Cassianus Bassus

Cassianus Bassus, called Scholasticus (lawyer) was one of the geoponici, the group of writers on agricultural subjects.

He lived at the end of the 6th or the beginning of the 7th century. He compiled from earlier writers a collection of agricultural literature;[1] the principal source was Vindonius Anatolius. Dedicated to his son Bassus, his work was entitled Eklogai peri georgias ("Selections on farming"); the usual Latin version of this title is Eclogae de re rustica.

The original Greek text of Cassianus Bassus has been lost, but some of the contents have survived as part of a collection entitled Geoponica, completed about the year 950 and dedicated to the emperor Constantine VII Porphyrogenitus. It contains a full list of the authorities drawn upon, and the subjects treated include agriculture, birds, bees, horses, cattle, sheep, dogs, fishes and the like.[1] In addition, a 7th-century Middle Persian translation and two different Arabic language translations of respectively the 8th and 9th century have also survived.

According to a Byzantine tradition attributed to Cassianus Bassus, pig dung fertilizer should only be used for almond trees. Similar views were expressed by Columella, long pre-dating Islamic taboos related to the animal, though Ibn Bassal and some later writers from Yemen also recorded negative effects of pig dung "burning" (haraqa) plants.[2]
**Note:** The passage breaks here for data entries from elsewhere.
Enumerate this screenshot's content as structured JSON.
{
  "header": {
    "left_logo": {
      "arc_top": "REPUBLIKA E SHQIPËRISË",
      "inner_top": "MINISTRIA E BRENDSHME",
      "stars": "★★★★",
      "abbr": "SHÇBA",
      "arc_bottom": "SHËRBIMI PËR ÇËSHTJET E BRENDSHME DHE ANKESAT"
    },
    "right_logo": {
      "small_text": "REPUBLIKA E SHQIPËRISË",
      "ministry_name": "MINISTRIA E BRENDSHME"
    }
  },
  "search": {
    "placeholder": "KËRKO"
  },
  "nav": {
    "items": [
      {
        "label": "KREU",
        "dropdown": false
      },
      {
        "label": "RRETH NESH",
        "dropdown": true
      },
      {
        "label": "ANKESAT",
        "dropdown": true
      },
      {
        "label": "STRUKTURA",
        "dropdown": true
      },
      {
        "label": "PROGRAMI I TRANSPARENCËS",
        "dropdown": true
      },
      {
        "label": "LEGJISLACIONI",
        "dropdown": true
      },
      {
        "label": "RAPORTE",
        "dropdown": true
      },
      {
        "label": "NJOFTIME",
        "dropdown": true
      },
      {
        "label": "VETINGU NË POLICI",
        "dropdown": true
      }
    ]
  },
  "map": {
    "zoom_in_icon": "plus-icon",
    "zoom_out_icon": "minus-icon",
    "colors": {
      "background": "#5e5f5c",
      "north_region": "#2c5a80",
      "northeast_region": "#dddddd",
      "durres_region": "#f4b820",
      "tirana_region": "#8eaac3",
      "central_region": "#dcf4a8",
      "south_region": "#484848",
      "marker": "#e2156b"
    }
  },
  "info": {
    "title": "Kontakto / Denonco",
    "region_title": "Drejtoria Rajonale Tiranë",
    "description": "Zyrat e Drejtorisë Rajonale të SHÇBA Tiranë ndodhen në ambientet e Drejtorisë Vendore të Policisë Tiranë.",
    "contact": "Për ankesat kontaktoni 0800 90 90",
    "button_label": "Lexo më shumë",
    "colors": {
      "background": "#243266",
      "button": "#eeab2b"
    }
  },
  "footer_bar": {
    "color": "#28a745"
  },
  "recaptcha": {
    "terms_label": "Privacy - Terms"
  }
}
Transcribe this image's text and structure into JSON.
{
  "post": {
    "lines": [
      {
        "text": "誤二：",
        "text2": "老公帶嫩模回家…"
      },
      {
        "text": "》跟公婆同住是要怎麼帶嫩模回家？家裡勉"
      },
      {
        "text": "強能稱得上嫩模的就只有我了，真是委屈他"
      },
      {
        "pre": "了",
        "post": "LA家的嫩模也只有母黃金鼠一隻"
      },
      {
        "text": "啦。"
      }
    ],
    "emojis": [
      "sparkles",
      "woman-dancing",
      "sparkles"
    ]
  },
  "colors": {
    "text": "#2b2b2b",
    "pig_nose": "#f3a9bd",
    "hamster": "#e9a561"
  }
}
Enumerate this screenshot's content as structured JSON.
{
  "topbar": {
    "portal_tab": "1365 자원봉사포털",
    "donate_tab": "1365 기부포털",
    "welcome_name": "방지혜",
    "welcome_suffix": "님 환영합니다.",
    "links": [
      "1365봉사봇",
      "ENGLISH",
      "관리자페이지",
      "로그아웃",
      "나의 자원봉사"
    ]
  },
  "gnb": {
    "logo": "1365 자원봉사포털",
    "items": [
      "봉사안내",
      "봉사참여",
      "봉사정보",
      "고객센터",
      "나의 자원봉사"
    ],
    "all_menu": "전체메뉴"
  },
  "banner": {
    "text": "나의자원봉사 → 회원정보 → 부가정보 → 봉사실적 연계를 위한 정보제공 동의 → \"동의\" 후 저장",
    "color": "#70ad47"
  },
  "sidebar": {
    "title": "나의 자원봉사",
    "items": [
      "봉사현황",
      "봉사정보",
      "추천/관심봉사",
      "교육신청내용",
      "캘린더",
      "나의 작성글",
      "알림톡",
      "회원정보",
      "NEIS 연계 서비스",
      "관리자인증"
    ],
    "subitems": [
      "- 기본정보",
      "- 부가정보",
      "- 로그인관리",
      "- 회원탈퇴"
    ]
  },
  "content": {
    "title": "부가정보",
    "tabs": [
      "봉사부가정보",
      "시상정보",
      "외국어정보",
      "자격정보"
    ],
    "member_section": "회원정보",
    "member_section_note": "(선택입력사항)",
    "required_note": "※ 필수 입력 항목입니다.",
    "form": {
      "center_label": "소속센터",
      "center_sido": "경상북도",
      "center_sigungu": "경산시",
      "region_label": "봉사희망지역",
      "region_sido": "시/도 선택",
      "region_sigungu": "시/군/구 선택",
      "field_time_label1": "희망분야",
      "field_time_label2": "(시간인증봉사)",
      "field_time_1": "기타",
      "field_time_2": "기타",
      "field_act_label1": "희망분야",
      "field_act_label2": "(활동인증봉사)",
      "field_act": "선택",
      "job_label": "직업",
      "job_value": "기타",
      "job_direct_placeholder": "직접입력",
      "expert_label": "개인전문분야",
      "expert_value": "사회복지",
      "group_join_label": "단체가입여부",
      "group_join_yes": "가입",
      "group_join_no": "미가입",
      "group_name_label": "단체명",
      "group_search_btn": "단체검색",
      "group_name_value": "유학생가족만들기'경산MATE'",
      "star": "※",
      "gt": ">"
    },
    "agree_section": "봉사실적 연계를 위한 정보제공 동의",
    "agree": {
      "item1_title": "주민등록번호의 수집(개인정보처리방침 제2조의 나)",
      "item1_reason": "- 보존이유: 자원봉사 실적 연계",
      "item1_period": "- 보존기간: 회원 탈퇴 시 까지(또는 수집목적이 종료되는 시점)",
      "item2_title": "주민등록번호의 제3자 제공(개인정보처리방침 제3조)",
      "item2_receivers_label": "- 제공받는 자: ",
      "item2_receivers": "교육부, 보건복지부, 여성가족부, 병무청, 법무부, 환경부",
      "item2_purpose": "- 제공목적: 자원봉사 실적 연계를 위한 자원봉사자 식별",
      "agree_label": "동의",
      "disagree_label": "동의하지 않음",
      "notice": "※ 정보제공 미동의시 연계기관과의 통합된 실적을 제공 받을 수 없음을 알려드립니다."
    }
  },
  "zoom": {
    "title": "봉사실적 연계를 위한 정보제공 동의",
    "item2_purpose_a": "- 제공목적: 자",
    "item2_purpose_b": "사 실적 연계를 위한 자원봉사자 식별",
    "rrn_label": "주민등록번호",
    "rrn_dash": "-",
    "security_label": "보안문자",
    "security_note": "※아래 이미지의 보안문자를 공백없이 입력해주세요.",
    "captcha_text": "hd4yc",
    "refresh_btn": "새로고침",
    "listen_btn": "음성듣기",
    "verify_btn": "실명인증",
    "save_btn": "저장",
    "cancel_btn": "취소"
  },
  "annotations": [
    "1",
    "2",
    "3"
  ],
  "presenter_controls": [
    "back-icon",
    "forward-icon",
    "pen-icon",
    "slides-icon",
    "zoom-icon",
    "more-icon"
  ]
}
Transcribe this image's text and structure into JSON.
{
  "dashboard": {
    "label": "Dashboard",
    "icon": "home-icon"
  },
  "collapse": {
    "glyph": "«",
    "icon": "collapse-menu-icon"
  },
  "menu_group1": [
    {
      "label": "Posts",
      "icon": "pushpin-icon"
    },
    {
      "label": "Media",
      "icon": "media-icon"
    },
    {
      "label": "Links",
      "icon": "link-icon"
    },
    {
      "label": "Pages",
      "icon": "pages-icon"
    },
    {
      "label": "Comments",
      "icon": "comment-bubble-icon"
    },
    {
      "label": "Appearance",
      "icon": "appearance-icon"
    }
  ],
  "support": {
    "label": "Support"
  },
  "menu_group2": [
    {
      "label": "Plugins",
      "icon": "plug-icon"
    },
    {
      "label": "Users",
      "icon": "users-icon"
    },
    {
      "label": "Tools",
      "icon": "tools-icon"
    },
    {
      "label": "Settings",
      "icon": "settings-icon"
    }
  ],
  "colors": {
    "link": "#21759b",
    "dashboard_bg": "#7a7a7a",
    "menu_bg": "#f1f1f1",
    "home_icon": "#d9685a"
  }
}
  • Wilhelm Gemoll in Berliner Studien, i. (1884)
  • Cassianus Bassus, Geoponica: Geoponica sive Cassiani Bassi Scholastici De re rustica eclogae, ed. H. Beckh, Leipzig 1895
  • Oder in Rheinisches Museum, xlv. (1890), xlviii. (1893)
  • De Raynal in Annuaire de l'Assoc. pour l'Encouragement des Etudes Grecques, viii. (1874).
  •   This article incorporates text from a publication now in the public domainChisholm, Hugh, ed. (1911). "Bassus, Cassianus". Encyclopædia Britannica. Vol. 3 (11th ed.). Cambridge University Press. p. 498.